# WORK ORDER
Apart from the pictures, return every line of the listing exactly.
───── PROVIDED RECORDS
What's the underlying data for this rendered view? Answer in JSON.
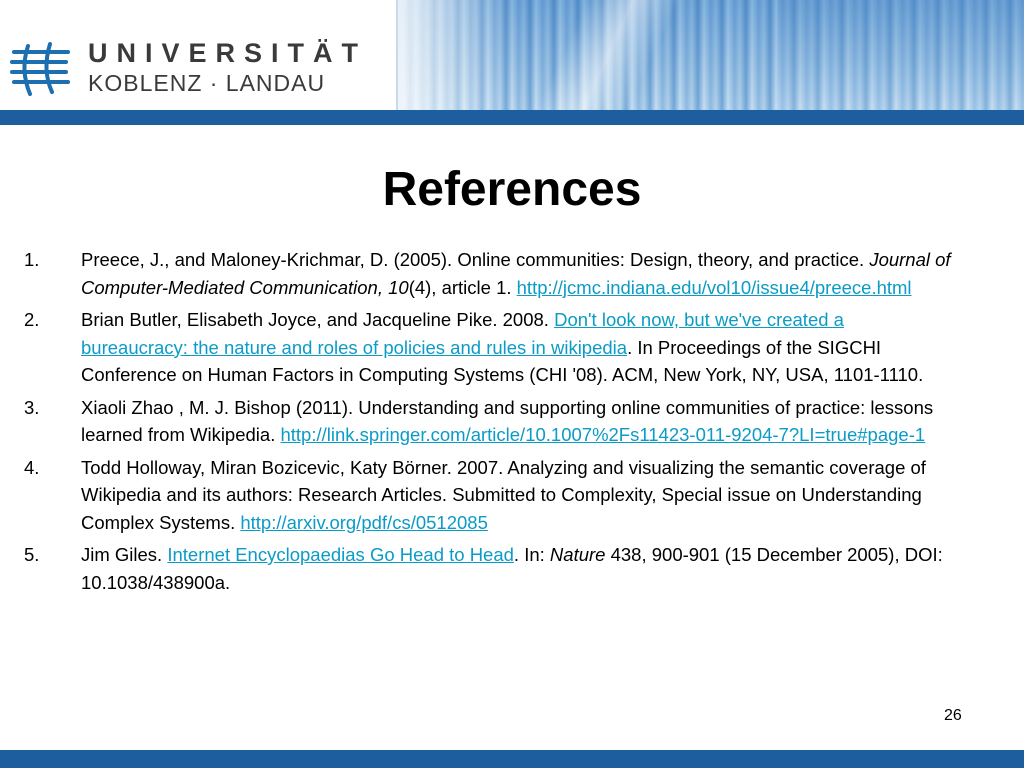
{
  "header": {
    "university_line1": "UNIVERSITÄT",
    "university_line2": "KOBLENZ · LANDAU",
    "logo_icon": "university-logo-icon",
    "colors": {
      "brand_blue": "#1d5f9e",
      "link": "#0b9bc7"
    }
  },
  "slide": {
    "title": "References",
    "page_number": "26"
  },
  "references": [
    {
      "number": "1.",
      "segments": [
        {
          "text": "Preece, J., and Maloney-Krichmar, D. (2005). Online communities: Design, theory, and practice.  "
        },
        {
          "text": "Journal of Computer-Mediated Communication, 10",
          "style": "italic"
        },
        {
          "text": "(4), article 1. "
        },
        {
          "text": "http://jcmc.indiana.edu/vol10/issue4/preece.html",
          "style": "link"
        }
      ]
    },
    {
      "number": "2.",
      "segments": [
        {
          "text": "Brian Butler, Elisabeth Joyce, and Jacqueline Pike. 2008. "
        },
        {
          "text": "Don't look now, but we've created a bureaucracy: the nature and roles of policies and rules in wikipedia",
          "style": "link"
        },
        {
          "text": ". In Proceedings of the SIGCHI Conference on Human Factors in Computing Systems (CHI '08). ACM, New York, NY, USA, 1101-1110."
        }
      ]
    },
    {
      "number": "3.",
      "segments": [
        {
          "text": "Xiaoli Zhao , M. J. Bishop (2011). Understanding and supporting online communities of practice: lessons learned from Wikipedia. "
        },
        {
          "text": "http://link.springer.com/article/10.1007%2Fs11423-011-9204-7?LI=true#page-1",
          "style": "link"
        }
      ]
    },
    {
      "number": "4.",
      "segments": [
        {
          "text": "Todd Holloway, Miran Bozicevic, Katy Börner. 2007. Analyzing and visualizing the semantic coverage of Wikipedia and its authors: Research Articles. Submitted to Complexity, Special issue on Understanding Complex Systems. "
        },
        {
          "text": "http://arxiv.org/pdf/cs/0512085",
          "style": "link"
        }
      ]
    },
    {
      "number": "5.",
      "segments": [
        {
          "text": "Jim Giles. "
        },
        {
          "text": "Internet Encyclopaedias Go Head to Head",
          "style": "link"
        },
        {
          "text": ". In: "
        },
        {
          "text": "Nature",
          "style": "italic"
        },
        {
          "text": " 438, 900-901 (15 December 2005), DOI: 10.1038/438900a."
        }
      ]
    }
  ]
}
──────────
# SOLUTION
What's the underlying data for this rendered view? Answer in JSON.
{
  "header": {
    "university_line1": "UNIVERSITÄT",
    "university_line2": "KOBLENZ · LANDAU",
    "logo_icon": "university-logo-icon",
    "colors": {
      "brand_blue": "#1d5f9e",
      "link": "#0b9bc7"
    }
  },
  "slide": {
    "title": "References",
    "page_number": "26"
  },
  "references": [
    {
      "number": "1.",
      "segments": [
        {
          "text": "Preece, J., and Maloney-Krichmar, D. (2005). Online communities: Design, theory, and practice.  "
        },
        {
          "text": "Journal of Computer-Mediated Communication, 10",
          "style": "italic"
        },
        {
          "text": "(4), article 1. "
        },
        {
          "text": "http://jcmc.indiana.edu/vol10/issue4/preece.html",
          "style": "link"
        }
      ]
    },
    {
      "number": "2.",
      "segments": [
        {
          "text": "Brian Butler, Elisabeth Joyce, and Jacqueline Pike. 2008. "
        },
        {
          "text": "Don't look now, but we've created a bureaucracy: the nature and roles of policies and rules in wikipedia",
          "style": "link"
        },
        {
          "text": ". In Proceedings of the SIGCHI Conference on Human Factors in Computing Systems (CHI '08). ACM, New York, NY, USA, 1101-1110."
        }
      ]
    },
    {
      "number": "3.",
      "segments": [
        {
          "text": "Xiaoli Zhao , M. J. Bishop (2011). Understanding and supporting online communities of practice: lessons learned from Wikipedia. "
        },
        {
          "text": "http://link.springer.com/article/10.1007%2Fs11423-011-9204-7?LI=true#page-1",
          "style": "link"
        }
      ]
    },
    {
      "number": "4.",
      "segments": [
        {
          "text": "Todd Holloway, Miran Bozicevic, Katy Börner. 2007. Analyzing and visualizing the semantic coverage of Wikipedia and its authors: Research Articles. Submitted to Complexity, Special issue on Understanding Complex Systems. "
        },
        {
          "text": "http://arxiv.org/pdf/cs/0512085",
          "style": "link"
        }
      ]
    },
    {
      "number": "5.",
      "segments": [
        {
          "text": "Jim Giles. "
        },
        {
          "text": "Internet Encyclopaedias Go Head to Head",
          "style": "link"
        },
        {
          "text": ". In: "
        },
        {
          "text": "Nature",
          "style": "italic"
        },
        {
          "text": " 438, 900-901 (15 December 2005), DOI: 10.1038/438900a."
        }
      ]
    }
  ]
}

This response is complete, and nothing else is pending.